Speakers at the Executive War College discuss how their laboratories are supporting integration in support of better information flows and clinical service enhancements
As you read this, the second day of the 15th Annual Executive War College on Clinical and Pathology Laboratory Management is taking place in New Orleans, Louisiana. There is an enthusiastic crowd of pathologists, administrators, and lab managers in attendance.
During the opening session yesterday morning, a common theme among the speakers was the tighter integration of clinical pathology laboratory testing within the healthcare continuum. Probably the most innovative example was offered by Scott W. Binder, M.D., Senior Vice Chair of the Department of Pathology and Laboratory Medicine at the Geffen UCLA School of Medicine in Los Angeles California.
Over the past 24 months, the departments of pathology and radiology at the UCLA Medical Center have collaborated to create an outpatient service center that provides an integrated diagnostic service for certain types of cancers. The goal is to offer patients a one-stop experience to conduct the imaging studies and collect needed biopsies, followed by a single, integrated diagnostic report sent to the referring physician which incorporates all of the radiology and pathology findings.
“It is intended to create a new service in imaging and molecular diagnosis by combining state-of-the-art, minimally invasive image-guided biopsy with rapid cytological review and tissue processing for bio-molecular markers,” stated Binder during his presentation.
One of the challenges in delivering a single, integrated imaging and pathology report within 48 hours is the need to integrate the software systems. “There are between six and nine separate and proprietary software systems that must be interfaced in order to consolidate the imaging, reporting, laboratory results, and patient record data that are required to produce an integrated report,” explained Binder.
Next up on the Executive War College podium was Jack Shaw, Executive Director of Joint Venture Hospital Laboratories (JVHL), based in Detroit Michigan. JVHL is probably the nation’s oldest regional laboratory network. Founded in 1992, it has been a solid success and as many as 124 hospital-based laboratories in Ohio and Indiana participate in the various managed care contracts that it holds with a number of health insurance plans.
Now preparing for its third decade of operations, Shaw said that the big push at JVHL was to enable a seamless flow of information to all the stakeholders in the healthcare community served by JVHL. “In our healthcare market, years of discussion as to how to electronically connect laboratories, hospitals, physicians, and payers are ending,” he observed. “Now there is action.

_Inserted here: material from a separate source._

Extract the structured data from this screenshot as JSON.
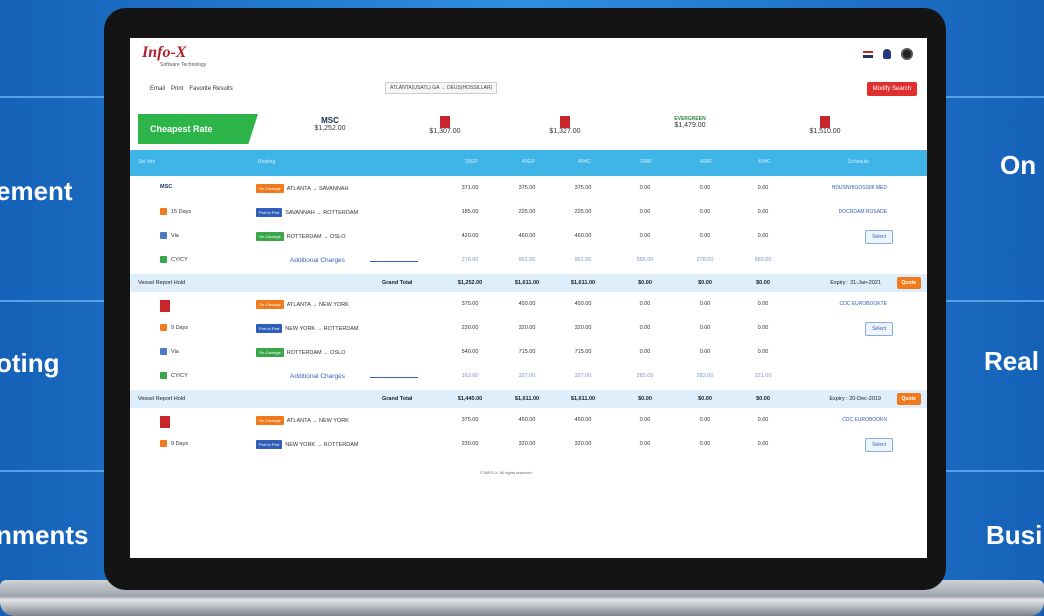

At JVHL, we are implementing interfaces with managed care plans and with the physician organizations that we serve.
“As well, JVHL is stepping up to feed laboratory test data to contracted data registries, regional health information exchanges in our service markets,” added Shaw. “We want to add value by delivering the requested information on laboratory test utilization, along with the laboratory test results. Clinical integration in our region is actually beginning to break down long-standing silos of care.”
Closing out yesterday morning’s session at the Executive War College was a fascinating overview of the laboratory consolidation and integration activity unfolding in Ireland. Tom Moloney, Executive Officer of the Academy of Medical Laboratory Science in Dublin, explained how the Irish Health Service Executive (the national health service) has proposed a radical restructuring of clinical pathology laboratories throughout the nation. In this nation of 4.2 million, the national health service needs to have the capacity to meet increased utilization of testing while achieving economies by consolidating the pathology and clinical laboratory testing services across the country.

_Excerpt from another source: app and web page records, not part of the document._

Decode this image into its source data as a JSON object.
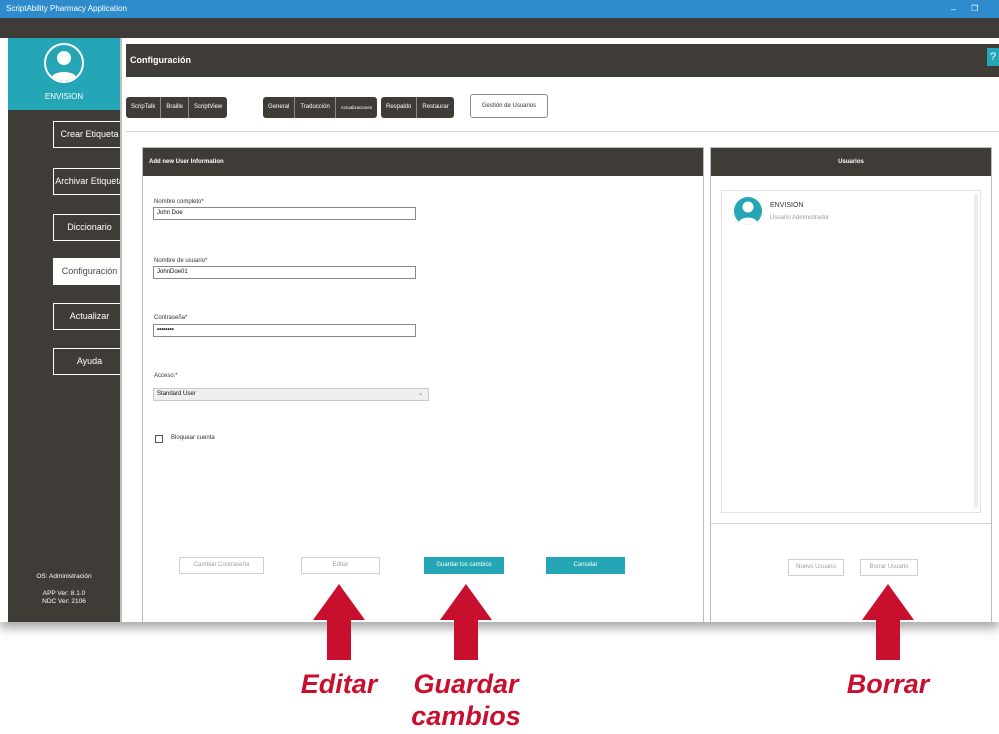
{
  "window": {
    "title": "ScriptAbility Pharmacy Application",
    "minimize_glyph": "–",
    "restore_glyph": "❐"
  },
  "sidebar": {
    "user_name": "ENVISION",
    "avatar_icon": "user-avatar-icon",
    "items": [
      {
        "label": "Crear Etiqueta",
        "active": false
      },
      {
        "label": "Archivar Etiqueta",
        "active": false
      },
      {
        "label": "Diccionario",
        "active": false
      },
      {
        "label": "Configuración",
        "active": true
      },
      {
        "label": "Actualizar",
        "active": false
      },
      {
        "label": "Ayuda",
        "active": false
      }
    ],
    "footer": {
      "os": "OS: Administración",
      "app_version": "APP Ver: 8.1.0",
      "ndc_version": "NDC Ver: 2106"
    }
  },
  "header": {
    "title": "Configuración",
    "help_label": "?"
  },
  "tabs": {
    "group1": [
      "ScripTalk",
      "Braille",
      "ScriptView"
    ],
    "group2": [
      "General",
      "Traducción",
      "Actualizaciones"
    ],
    "group3": [
      "Respaldo",
      "Restaurar"
    ],
    "user_management": "Gestión de Usuarios"
  },
  "form": {
    "title": "Add new User Information",
    "full_name_label": "Nombre completo*",
    "full_name_value": "John Doe",
    "username_label": "Nombre de usuario*",
    "username_value": "JohnDoe01",
    "password_label": "Contraseña*",
    "password_value": "••••••••",
    "access_label": "Acceso:*",
    "access_value": "Standard User",
    "lock_account_label": "Bloquear cuenta",
    "lock_account_checked": false,
    "buttons": {
      "change_password": "Cambiar Contraseña",
      "edit": "Editar",
      "save": "Guardar los cambios",
      "cancel": "Cancelar"
    }
  },
  "users_panel": {
    "title": "Usuarios",
    "users": [
      {
        "name": "ENVISION",
        "role": "Usuario Administrador"
      }
    ],
    "buttons": {
      "new_user": "Nuevo Usuario",
      "delete_user": "Borrar Usuario"
    }
  },
  "annotations": {
    "edit": "Editar",
    "save_line1": "Guardar",
    "save_line2": "cambios",
    "delete": "Borrar"
  },
  "colors": {
    "titlebar": "#2e8ccd",
    "dark": "#3f3c38",
    "accent": "#25a6b6",
    "annotation": "#c8102e"
  }
}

“It was early in 2009 when the Health Service Executive published the report on this proposed laboratory restructuring program,” noted Moloney. “The general plan has two primary elements. First, the 46 existing hospital laboratories will be consolidated into between eight and 14 sites located within acute care hospitals. These are termed ‘hot labs’ because of the need to provide fast turnaround times for hospital inpatients.
“Second, to serve the general practitioners and consultants, it is proposed that three stand-alone laboratory facilities will be constructed,” he continued. “These are described as ‘cold labs’, since turnaround times can be shorter. The proposals put forth by the Health Service Executive represent major changes to our current system of laboratory testing.”

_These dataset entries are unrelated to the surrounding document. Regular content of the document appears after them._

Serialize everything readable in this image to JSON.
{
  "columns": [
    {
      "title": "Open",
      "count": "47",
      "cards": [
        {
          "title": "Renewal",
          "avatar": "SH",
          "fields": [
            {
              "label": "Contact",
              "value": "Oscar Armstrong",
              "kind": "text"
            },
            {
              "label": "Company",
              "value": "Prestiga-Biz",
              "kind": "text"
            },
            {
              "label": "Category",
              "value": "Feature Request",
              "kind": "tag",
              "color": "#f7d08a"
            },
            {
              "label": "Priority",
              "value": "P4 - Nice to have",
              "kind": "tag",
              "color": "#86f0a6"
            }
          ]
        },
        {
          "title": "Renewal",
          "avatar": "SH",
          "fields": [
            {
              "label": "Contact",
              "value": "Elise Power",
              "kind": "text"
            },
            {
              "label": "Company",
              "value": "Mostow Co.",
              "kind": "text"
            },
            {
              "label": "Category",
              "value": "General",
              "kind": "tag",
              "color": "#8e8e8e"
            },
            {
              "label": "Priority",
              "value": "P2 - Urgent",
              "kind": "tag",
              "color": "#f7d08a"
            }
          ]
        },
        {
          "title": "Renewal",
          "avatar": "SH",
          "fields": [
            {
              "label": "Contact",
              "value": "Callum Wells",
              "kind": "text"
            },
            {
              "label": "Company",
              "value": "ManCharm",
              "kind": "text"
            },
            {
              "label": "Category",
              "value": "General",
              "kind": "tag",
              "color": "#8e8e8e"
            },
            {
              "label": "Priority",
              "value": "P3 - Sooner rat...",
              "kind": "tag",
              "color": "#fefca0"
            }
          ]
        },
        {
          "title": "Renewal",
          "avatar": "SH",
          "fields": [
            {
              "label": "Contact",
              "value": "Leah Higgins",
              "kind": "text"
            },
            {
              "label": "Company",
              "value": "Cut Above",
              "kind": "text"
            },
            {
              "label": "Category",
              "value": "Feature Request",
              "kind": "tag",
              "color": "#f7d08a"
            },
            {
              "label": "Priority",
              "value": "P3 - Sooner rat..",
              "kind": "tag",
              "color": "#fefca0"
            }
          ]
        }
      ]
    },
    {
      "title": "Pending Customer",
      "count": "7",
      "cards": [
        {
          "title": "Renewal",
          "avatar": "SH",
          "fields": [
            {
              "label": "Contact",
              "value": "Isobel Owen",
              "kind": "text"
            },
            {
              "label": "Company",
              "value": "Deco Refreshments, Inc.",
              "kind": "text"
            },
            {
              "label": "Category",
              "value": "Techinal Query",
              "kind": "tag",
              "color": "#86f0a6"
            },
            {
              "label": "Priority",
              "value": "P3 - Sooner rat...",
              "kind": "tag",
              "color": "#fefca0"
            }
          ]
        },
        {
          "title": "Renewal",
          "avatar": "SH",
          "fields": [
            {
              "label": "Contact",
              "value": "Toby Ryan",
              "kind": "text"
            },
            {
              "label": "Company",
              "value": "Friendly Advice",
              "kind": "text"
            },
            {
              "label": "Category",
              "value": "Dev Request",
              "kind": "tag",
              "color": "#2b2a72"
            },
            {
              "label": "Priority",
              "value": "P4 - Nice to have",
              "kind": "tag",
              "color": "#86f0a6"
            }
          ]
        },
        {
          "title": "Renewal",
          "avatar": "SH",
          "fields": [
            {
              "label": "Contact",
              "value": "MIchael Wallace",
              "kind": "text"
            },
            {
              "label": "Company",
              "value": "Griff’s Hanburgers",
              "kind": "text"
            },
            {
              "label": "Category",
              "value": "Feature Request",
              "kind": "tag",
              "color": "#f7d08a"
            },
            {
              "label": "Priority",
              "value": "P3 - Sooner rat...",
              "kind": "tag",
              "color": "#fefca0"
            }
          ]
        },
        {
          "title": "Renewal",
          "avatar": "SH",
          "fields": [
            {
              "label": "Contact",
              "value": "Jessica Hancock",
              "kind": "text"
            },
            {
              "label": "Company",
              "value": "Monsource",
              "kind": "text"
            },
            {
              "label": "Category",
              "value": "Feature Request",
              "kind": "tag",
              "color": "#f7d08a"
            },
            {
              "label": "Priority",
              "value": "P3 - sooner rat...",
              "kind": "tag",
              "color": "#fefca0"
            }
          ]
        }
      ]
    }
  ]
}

As these examples demonstrate, whether in the United States or other countries such as Ireland, clinical and pathology testing laboratories are being asked to more tightly integrate their laboratory testing activities with the clinical services of the hospitals and physicians they serve. Collectively, these speakers offer examples that the integration trend within healthcare is active and ongoing.
Your Dark Daily Editor,
Robert L. Michel